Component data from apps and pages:
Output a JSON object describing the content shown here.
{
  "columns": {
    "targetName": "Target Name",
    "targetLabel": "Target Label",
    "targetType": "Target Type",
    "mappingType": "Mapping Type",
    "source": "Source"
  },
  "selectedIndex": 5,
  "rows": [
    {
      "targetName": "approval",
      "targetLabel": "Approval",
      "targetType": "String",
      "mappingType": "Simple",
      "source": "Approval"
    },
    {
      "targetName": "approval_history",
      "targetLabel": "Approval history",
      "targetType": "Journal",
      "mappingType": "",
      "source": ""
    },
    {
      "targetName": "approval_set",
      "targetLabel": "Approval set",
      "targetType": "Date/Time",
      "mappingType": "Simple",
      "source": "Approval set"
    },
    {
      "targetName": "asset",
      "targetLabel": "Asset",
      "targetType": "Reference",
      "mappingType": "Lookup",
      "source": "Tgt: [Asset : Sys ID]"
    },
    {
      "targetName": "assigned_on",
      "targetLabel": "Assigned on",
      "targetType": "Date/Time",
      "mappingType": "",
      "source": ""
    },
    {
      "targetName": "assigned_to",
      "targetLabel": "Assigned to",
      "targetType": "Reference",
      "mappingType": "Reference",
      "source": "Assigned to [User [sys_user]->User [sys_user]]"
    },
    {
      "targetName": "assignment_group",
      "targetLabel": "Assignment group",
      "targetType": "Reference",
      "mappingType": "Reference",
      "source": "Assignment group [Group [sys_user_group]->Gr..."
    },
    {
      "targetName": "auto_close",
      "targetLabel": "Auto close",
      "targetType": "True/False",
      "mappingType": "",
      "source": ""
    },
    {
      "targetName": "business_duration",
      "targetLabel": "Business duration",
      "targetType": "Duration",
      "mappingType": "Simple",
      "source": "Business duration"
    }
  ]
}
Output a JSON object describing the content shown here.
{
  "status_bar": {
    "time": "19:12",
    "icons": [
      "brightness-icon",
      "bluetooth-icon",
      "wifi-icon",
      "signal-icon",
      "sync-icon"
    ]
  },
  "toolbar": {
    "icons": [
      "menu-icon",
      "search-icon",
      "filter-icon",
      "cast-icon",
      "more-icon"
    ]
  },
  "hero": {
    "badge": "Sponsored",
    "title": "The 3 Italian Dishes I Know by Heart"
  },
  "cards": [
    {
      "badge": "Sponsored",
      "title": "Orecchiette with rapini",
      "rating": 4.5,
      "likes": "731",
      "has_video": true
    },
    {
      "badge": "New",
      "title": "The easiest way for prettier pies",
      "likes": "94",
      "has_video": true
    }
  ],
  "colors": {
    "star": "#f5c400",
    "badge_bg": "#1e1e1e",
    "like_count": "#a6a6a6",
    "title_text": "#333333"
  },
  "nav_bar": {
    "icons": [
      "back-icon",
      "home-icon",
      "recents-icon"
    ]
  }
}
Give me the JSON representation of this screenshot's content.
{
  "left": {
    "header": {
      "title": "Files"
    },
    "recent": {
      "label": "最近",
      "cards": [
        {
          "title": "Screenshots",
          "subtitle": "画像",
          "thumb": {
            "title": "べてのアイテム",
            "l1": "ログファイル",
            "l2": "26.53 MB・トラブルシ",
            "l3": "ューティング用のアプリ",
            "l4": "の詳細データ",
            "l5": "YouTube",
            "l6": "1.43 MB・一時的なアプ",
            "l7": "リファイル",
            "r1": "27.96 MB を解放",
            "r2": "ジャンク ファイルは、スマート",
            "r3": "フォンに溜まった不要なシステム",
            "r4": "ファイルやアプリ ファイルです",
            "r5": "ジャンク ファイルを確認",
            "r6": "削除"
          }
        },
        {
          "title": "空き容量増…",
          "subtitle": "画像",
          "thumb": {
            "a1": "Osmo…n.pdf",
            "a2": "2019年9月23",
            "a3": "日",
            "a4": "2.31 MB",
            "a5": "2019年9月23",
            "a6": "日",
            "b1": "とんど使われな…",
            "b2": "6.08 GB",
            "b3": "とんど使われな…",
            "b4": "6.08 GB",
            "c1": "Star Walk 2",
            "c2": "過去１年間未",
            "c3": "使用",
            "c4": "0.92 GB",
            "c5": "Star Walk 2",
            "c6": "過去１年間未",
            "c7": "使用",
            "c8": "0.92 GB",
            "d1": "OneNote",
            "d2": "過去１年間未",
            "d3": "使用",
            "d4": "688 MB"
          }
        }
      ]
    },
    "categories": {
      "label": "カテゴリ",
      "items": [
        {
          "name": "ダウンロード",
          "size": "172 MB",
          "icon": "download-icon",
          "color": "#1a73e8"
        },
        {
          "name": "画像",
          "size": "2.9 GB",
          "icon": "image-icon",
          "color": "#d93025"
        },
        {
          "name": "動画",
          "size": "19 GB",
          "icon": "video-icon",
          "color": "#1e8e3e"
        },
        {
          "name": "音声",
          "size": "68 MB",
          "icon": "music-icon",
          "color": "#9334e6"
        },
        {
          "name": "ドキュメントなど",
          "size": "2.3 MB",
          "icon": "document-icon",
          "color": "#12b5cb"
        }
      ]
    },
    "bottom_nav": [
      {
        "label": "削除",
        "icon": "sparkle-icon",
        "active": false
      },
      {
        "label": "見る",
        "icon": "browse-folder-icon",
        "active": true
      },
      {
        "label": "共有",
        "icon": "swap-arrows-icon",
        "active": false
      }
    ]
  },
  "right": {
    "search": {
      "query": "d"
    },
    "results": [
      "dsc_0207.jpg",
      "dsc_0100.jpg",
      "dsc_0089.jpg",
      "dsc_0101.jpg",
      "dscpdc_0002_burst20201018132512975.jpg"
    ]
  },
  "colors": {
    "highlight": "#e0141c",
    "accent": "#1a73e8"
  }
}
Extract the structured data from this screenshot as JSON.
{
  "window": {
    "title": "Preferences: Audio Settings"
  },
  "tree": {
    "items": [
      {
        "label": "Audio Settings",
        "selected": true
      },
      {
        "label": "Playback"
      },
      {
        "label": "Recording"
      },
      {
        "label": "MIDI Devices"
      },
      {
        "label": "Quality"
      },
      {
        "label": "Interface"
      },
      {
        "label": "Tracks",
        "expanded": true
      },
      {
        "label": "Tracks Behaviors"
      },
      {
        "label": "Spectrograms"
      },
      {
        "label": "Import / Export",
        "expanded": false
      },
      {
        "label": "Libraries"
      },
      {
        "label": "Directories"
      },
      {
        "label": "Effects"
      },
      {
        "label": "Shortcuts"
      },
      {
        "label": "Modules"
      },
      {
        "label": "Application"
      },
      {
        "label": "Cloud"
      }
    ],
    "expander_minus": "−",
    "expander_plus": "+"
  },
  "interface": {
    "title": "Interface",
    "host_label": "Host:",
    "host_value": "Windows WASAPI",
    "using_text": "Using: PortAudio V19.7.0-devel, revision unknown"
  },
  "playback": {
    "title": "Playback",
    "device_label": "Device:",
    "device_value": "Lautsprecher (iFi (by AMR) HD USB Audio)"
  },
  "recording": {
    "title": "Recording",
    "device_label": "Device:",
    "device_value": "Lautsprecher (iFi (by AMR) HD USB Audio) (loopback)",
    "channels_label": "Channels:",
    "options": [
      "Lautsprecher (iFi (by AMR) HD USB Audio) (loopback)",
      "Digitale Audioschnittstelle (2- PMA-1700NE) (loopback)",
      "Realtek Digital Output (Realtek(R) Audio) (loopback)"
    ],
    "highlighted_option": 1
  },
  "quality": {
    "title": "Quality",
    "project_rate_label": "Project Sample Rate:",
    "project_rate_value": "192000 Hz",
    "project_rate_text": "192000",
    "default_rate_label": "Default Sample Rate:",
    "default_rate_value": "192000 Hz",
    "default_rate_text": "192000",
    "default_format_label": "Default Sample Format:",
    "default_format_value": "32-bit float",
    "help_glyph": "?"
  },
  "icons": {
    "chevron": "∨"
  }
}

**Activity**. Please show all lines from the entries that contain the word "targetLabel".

**Reply to the exercise**.
    "targetLabel": "Target Label",
      "targetLabel": "Approval",
      "targetLabel": "Approval history",
      "targetLabel": "Approval set",
      "targetLabel": "Asset",
      "targetLabel": "Assigned on",
      "targetLabel": "Assigned to",
      "targetLabel": "Assignment group",
      "targetLabel": "Auto close",
      "targetLabel": "Business duration",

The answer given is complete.